What to do → From the listing below, pull out all lines with "JSON" in them.

=-=-=-=-=

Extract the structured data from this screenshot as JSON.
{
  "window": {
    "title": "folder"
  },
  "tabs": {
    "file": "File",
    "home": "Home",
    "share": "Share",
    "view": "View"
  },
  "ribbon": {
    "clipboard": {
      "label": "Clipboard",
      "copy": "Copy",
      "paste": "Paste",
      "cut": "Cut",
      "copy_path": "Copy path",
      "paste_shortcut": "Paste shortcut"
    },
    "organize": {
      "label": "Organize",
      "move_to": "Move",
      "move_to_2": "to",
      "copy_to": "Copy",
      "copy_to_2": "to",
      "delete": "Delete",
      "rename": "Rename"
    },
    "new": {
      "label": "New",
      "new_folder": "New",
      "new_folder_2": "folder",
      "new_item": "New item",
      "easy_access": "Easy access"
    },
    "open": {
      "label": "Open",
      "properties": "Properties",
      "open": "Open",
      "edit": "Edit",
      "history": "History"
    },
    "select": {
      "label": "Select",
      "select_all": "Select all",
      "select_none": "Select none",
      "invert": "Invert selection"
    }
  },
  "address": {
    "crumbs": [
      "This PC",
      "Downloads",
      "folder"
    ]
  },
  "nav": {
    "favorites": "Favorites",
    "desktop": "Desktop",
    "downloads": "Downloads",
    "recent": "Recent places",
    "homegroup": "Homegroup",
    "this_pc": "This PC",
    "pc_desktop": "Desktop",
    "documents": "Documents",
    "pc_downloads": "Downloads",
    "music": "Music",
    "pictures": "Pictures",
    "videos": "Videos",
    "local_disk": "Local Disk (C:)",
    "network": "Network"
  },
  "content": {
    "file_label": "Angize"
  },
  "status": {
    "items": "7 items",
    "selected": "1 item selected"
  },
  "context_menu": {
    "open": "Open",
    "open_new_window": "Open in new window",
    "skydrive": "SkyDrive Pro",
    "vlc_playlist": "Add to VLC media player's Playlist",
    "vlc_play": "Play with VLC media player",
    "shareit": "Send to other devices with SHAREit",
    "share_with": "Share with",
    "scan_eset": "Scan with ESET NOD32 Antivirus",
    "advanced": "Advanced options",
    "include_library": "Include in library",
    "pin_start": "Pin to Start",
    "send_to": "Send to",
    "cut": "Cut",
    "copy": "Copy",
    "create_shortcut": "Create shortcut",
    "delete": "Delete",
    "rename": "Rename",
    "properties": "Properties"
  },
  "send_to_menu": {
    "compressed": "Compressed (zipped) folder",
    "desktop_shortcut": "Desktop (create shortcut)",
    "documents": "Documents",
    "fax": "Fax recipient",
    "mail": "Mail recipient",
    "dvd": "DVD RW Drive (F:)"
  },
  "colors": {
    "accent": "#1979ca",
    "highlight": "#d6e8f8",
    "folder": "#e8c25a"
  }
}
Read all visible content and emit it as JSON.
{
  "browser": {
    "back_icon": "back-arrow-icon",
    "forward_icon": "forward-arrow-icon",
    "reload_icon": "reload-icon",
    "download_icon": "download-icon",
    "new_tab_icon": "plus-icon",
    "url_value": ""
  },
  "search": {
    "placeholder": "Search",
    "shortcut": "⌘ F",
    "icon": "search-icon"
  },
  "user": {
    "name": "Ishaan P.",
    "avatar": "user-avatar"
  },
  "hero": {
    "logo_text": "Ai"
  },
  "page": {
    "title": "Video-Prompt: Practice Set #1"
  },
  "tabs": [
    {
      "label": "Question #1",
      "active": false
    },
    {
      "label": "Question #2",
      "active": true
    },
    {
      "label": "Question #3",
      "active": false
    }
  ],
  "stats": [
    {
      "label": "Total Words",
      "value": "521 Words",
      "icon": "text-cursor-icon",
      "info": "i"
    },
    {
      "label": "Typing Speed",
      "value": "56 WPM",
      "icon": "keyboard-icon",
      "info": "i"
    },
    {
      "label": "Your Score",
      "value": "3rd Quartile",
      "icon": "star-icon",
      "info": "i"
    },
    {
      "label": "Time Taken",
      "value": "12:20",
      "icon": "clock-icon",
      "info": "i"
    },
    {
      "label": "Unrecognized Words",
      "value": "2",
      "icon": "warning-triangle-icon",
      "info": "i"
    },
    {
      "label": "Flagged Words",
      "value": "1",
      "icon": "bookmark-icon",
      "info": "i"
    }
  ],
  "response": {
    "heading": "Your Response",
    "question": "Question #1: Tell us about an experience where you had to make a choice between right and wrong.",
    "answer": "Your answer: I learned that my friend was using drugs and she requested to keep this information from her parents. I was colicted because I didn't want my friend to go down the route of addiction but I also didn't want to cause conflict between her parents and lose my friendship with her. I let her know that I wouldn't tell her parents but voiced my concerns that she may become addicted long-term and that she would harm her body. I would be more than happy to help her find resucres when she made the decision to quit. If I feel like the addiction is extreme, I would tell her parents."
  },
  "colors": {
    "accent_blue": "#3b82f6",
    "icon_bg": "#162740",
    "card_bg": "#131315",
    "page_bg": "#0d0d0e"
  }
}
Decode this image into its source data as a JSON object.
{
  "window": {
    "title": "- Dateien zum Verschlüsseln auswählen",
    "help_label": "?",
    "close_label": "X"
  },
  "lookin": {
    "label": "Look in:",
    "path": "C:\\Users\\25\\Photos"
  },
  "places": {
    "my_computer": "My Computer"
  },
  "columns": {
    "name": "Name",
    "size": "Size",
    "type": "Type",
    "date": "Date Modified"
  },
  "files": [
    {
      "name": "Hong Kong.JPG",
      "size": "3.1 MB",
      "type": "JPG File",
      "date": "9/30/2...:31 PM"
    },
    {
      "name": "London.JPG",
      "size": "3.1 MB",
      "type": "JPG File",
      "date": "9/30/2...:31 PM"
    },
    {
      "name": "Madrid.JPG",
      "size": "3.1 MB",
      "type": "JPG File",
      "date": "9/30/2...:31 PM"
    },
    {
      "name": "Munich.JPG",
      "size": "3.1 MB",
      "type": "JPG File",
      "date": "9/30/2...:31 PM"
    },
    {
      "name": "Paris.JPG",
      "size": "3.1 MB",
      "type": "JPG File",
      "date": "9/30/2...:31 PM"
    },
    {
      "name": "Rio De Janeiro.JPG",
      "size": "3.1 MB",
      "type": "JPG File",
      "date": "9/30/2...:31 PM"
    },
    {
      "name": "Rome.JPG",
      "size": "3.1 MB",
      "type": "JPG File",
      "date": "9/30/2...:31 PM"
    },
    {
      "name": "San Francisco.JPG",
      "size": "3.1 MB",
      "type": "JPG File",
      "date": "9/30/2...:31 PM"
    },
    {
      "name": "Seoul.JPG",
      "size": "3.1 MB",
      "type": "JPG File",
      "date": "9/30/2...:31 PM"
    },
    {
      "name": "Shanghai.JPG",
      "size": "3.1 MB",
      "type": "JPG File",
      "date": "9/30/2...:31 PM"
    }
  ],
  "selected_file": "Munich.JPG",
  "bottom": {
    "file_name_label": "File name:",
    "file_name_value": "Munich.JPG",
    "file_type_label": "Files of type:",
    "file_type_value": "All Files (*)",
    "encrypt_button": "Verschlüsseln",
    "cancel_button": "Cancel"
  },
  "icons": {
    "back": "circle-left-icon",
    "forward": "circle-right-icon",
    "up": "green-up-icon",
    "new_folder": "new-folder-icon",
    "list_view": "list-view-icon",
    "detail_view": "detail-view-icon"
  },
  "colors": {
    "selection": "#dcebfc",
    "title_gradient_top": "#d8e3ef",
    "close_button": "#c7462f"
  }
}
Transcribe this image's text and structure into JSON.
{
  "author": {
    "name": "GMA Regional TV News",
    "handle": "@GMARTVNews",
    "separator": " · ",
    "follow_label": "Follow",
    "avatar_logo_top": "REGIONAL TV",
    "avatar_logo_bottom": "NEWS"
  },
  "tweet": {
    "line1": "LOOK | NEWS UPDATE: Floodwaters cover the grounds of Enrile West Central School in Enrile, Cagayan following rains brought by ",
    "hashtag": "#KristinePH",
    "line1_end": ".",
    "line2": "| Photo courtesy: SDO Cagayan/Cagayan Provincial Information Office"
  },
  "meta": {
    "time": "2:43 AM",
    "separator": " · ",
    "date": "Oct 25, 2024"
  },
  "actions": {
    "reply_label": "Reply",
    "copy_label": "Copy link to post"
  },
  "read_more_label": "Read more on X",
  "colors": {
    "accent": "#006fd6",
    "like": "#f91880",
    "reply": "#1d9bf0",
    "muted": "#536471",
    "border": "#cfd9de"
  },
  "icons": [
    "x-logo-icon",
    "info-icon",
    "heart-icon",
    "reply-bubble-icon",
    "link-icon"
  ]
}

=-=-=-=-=

Task solution →
Extract the structured data from this screenshot as JSON.
Read all visible content and emit it as JSON.
Decode this image into its source data as a JSON object.
Transcribe this image's text and structure into JSON.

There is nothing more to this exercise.